Do you want to find out more about how long it took a Roman cargo ship to sail from Alexandria to Rome?
Then I would like to recommend you my article here where I explain how long the cargo fleet bringing wheat from Alexandria to Rome needed for the passage and why Rome rather imported grain instead of growing it in Italy.
The significance that the Roman import of spices reached during the Roman Empire is clearly shown by the construction of the horrea piperataria (large warehouses solely built to store pepper) in 92 AD. And when Alaric and his Goths sacked Rome in 410 AD they were able to capture a total of 3527 lbs (1600 kg) of pepper.
But pepper was not the only spice that Rome imported.
Spices that Rome imported
Some of the spices that Rome imported from India include…
- Saffron (from Cilicia)
- Coriander (from Egypt)
- Caraway seeds (from Ethiopia, Syria, and Libya)
- Ginger (imported from India and sold at 6 Denarii per Roman pound (0,7 lbs/0,3kg)
- White & Black pepper (from India)
- Cardamom (from India)
The fact that Roman coins with the portrait of the first Roman emperor Augustus have been found in Southern India show that there has been a vivid trade between India and Rome in the 1st century AD in which spices played a major role!
That trade, even though the tradelines between India and Europe fell under Muslim rule as a result of the Muslim expansion during the Middle Ages, never completely ended throughout the Middle Ages. But that is a story for another time.
Now we have talked a lot about India and the trade between India and Rome. But the Romans were not the first Europeans to have interactions with India.
Instead, Alexander the Great is said to have marched his army as far as India. But is that really true or did Alexander mean a different (modern-day country) when he claimed to have been to India? You can find out more about that topic in my article here.
And here you can find out more about the extravagant feasts the Roman high society indulged in and for which pepper was used so extensively.
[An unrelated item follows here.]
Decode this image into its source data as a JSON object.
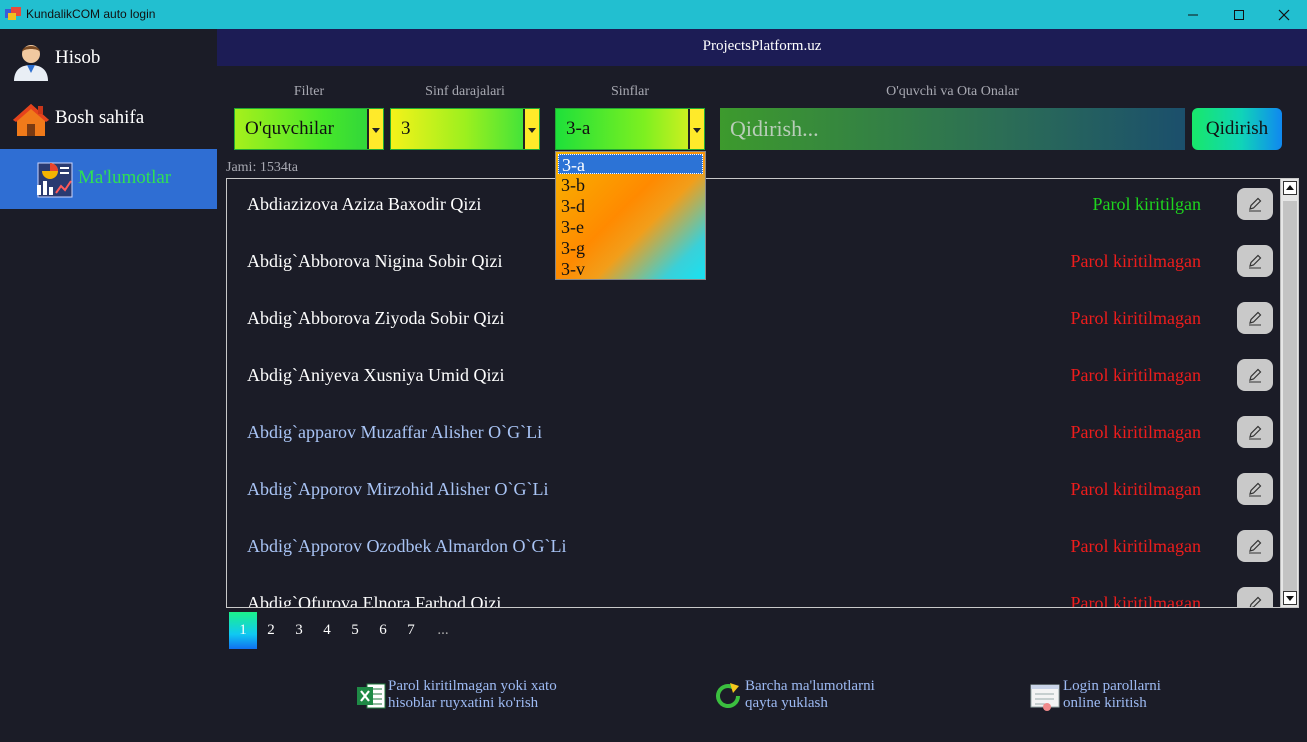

Take care of yourself because you deserve it. You really do.
Until next time
J. Andre: Essen und Trinken im Alten Rom (Stuttgart 1999).
Pliny the Elder: Naturalis Historia